To give herself time and space to think without either of the men around, Piper leaves her home with all its comforts in Louisville to volunteer as a Frontier Nursing horseback courier in the mountains where comforts as she’s known them are replaced with an awareness of God’s beauty and presence.

An Appalachian Summer skillfully draws readers into the world of the Frontier Nurses, the couriers, and the people of the mountains, presenting each as an individual with hopes, dreams, needs, and resilience.

I highly recommend this book for those who want to read a heartfelt story well told.

Have you read this book? If so, what was your impression of it?

I received a complimentary copy of this book from Revell for a fair and honest review, which is exactly what I gave.

You can find my July Inspire a Fire post here. Please stop by and read it.

I wish you well.

Sandy

Please enter your email address on the form located on the right sidebar to sign up to receive posts every Tuesday and Thursday. Thanks.

What Momma Left Behind Book Review

With the authentic voice of an Appalachian storyteller, Cindy Sproles’ novel, What Momma Left Behind, takes you to 1877 Tennessee with all its heartache and promise. With that said, if you are unfamiliar with Appalachian expressions and dialect, you may find What Momma Left Behind somewhat confusing to get through.

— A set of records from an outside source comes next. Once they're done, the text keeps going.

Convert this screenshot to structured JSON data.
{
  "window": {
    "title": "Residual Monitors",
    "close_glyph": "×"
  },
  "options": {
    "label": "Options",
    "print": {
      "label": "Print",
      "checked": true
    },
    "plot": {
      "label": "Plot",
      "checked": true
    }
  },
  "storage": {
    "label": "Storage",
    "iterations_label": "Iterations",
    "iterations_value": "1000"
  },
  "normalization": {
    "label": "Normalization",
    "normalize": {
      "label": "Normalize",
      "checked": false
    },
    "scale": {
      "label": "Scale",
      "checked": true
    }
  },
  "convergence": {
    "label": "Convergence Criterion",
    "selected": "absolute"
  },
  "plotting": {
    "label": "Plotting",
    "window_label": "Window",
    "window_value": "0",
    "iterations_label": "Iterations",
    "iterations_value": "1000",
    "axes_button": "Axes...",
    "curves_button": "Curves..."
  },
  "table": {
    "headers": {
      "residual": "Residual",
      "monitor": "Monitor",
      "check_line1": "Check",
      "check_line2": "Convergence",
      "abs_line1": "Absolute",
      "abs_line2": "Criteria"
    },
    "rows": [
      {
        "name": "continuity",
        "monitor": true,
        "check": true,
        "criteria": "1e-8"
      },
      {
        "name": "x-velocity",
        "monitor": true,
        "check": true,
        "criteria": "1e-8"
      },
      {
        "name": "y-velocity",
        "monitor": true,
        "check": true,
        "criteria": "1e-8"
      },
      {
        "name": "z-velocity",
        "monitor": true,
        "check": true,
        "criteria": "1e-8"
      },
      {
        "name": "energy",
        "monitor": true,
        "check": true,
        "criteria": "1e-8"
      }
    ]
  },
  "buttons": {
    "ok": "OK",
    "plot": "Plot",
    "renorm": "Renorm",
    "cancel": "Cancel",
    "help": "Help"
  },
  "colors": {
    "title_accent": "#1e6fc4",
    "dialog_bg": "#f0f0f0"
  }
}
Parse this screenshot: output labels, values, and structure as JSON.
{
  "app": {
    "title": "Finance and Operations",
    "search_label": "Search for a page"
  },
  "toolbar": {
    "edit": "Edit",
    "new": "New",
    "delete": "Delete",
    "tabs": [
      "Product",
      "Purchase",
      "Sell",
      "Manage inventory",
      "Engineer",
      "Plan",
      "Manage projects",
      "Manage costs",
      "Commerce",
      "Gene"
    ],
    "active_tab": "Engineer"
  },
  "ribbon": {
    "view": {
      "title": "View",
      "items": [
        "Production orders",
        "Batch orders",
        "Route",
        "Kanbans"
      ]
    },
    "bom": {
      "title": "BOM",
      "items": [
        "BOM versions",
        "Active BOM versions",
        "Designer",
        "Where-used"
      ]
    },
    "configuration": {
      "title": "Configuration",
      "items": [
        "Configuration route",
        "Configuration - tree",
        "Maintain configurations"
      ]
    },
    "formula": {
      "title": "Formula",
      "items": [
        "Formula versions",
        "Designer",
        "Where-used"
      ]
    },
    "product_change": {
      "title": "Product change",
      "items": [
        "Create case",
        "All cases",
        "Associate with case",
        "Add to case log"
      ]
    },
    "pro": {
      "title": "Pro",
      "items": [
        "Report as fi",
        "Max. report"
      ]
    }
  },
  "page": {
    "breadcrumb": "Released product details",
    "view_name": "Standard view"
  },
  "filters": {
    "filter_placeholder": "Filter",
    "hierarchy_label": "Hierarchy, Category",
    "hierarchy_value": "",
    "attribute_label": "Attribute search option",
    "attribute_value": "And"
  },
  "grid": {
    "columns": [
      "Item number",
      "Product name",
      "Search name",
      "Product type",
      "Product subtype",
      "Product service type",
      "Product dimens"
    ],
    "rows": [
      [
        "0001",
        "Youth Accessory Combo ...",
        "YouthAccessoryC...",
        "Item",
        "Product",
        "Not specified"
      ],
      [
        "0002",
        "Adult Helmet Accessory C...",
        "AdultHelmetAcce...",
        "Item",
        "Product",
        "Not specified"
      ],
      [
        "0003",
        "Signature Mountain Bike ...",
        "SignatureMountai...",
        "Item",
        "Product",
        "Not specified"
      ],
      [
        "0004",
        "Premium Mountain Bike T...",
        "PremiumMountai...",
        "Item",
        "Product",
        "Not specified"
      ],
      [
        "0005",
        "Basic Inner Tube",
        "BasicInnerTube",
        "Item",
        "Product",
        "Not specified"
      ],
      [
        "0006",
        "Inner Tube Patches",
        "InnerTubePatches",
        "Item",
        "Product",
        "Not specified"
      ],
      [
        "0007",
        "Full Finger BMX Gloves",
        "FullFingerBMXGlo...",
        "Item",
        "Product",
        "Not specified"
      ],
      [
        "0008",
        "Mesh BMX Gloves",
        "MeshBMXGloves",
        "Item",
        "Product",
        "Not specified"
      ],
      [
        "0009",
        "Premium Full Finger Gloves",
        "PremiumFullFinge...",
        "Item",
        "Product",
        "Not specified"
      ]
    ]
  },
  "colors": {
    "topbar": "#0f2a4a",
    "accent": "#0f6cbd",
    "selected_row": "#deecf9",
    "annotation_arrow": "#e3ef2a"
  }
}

This is a story of loss, love, sacrifice, and eventually, forgiveness, as we journey with seventeen-year-old Worie Dressar following the death of her mother at a time when disease spreads through her mountain community, killing parents and leaving orphans to fend for themselves.

While there is much to like about this book, I came away with unanswered questions I wish the author answered.

If you enjoy reading Christian historical fiction written in an authentic Appalachian voice, What Momma Left Behind just might be the book for you.

Have you read this book? If so, what was your impression of it?

I wish you well.

Sandy

Please enter your email address on the form located on the right sidebar to sign up to receive posts every Tuesday and Thursday. Thanks.

I received a complimentary copy of this book from Revell for a fair and honest review, which is exactly what I gave.

You can find my June Inspire a Fire post here. Please stop by and read it.